Draft reveals that the principles of ‘equity and social justice’ are important component of water management. They should guide the use and allocation of water resource. Acknowledging that water entails cross-disciplinary sectors, the draft envisions integrated and coordinated model of development. In other words, it suggests that a common and unified perspective to govern planning and regulation of water resources. A participatory approach involving water users, planners, and policy makers at all levels pave the way for informed and intelligible exchange of opinions and ideas. In addition, the draft for the first time acknowledges the need to manage water, as a resource, collectively. It states that this resource must be maintained and managed as a community resource by the nation-state under ‘Public Trust Doctrine’. This indicates that water being a public resource every citizen now onwards will have an equal right for personal, and recreational purposes.
A resource is properly and optimally utilised only when it is valued.

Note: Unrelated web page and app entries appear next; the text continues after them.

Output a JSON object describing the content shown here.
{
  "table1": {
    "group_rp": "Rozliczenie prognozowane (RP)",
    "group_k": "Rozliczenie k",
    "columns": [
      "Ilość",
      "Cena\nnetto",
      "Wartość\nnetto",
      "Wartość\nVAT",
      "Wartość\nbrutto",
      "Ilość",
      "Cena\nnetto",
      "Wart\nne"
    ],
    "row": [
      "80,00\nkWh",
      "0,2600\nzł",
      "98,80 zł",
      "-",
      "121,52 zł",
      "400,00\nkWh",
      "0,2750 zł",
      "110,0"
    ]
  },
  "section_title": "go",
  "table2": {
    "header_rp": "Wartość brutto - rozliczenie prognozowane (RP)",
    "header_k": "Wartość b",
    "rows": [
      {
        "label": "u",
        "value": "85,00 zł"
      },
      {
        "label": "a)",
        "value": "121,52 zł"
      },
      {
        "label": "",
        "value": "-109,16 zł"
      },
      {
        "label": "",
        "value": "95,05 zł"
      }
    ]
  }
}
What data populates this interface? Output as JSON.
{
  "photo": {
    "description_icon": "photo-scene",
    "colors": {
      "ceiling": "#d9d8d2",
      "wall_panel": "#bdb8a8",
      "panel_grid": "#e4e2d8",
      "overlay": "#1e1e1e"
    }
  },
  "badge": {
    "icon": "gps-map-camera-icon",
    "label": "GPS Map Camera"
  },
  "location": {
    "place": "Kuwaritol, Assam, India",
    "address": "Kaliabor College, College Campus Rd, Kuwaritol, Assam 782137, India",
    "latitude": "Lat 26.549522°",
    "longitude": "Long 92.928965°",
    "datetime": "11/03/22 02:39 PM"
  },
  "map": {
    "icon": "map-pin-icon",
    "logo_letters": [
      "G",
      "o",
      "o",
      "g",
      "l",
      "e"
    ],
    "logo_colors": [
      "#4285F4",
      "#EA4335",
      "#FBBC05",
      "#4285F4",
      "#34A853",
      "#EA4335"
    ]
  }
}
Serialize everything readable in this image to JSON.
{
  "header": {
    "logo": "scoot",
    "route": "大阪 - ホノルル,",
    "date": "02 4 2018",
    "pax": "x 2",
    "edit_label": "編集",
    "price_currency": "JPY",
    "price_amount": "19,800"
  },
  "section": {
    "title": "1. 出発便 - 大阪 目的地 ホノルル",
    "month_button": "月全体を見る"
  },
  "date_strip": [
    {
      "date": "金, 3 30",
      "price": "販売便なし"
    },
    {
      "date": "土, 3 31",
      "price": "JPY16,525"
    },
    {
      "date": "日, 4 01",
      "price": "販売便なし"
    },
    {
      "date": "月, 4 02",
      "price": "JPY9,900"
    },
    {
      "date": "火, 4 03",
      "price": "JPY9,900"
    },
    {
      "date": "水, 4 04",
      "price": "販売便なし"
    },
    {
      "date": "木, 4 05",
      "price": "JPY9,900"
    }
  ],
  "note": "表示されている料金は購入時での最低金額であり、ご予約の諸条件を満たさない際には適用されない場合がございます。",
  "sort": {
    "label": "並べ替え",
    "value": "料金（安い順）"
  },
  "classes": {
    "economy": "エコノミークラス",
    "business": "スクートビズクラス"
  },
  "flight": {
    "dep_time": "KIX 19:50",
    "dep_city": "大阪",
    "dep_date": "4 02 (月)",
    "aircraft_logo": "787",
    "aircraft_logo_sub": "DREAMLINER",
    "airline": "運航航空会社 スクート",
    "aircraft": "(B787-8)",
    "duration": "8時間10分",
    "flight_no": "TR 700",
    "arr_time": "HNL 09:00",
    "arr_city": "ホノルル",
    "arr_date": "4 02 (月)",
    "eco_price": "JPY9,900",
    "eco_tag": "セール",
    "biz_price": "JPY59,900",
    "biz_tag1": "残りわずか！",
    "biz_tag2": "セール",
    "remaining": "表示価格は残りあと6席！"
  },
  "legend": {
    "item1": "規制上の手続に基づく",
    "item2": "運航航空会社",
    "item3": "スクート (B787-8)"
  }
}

That means there is a need to attach a monetary tag in order to create a value. Water after all is a public good and has a social and economic value in all its competing uses. Managing water as an economic good, hence, is an important way of achieving efficient and equitable use, and of encouraging conservation and enhancement of water resources. Moreover one needs to observe that water as an economic good is a key decision-making tool to distribute water among different sectors of the economy and different users within sectors. This is especially valid when water supplies can’t be increased. A most likely scene for India! Ultimately the draft policy prescribes that ‘river basin’ should be considered as the fundamental management unit. This prescription ensures high level of environmental protection, identification of costs and benefits and greater local level participation.
The framers of ‘draft policy’ believe that for a geographically rich and diverse country like India: the prescriptions in draft policy are suitable to address wide-spectrum of issues. From lack of water availability due to floods and other natural disasters. To insufficient access to safe water drinking water. And from over-exploitation of groundwater resources to inefficient and inadequate maintenance of existing irrigation infrastructure.
7.2 Salient Points
A policy that claims to address full-range of complex and contradictory issue and prescribe solutions, is a tall-order indeed. The writer, at...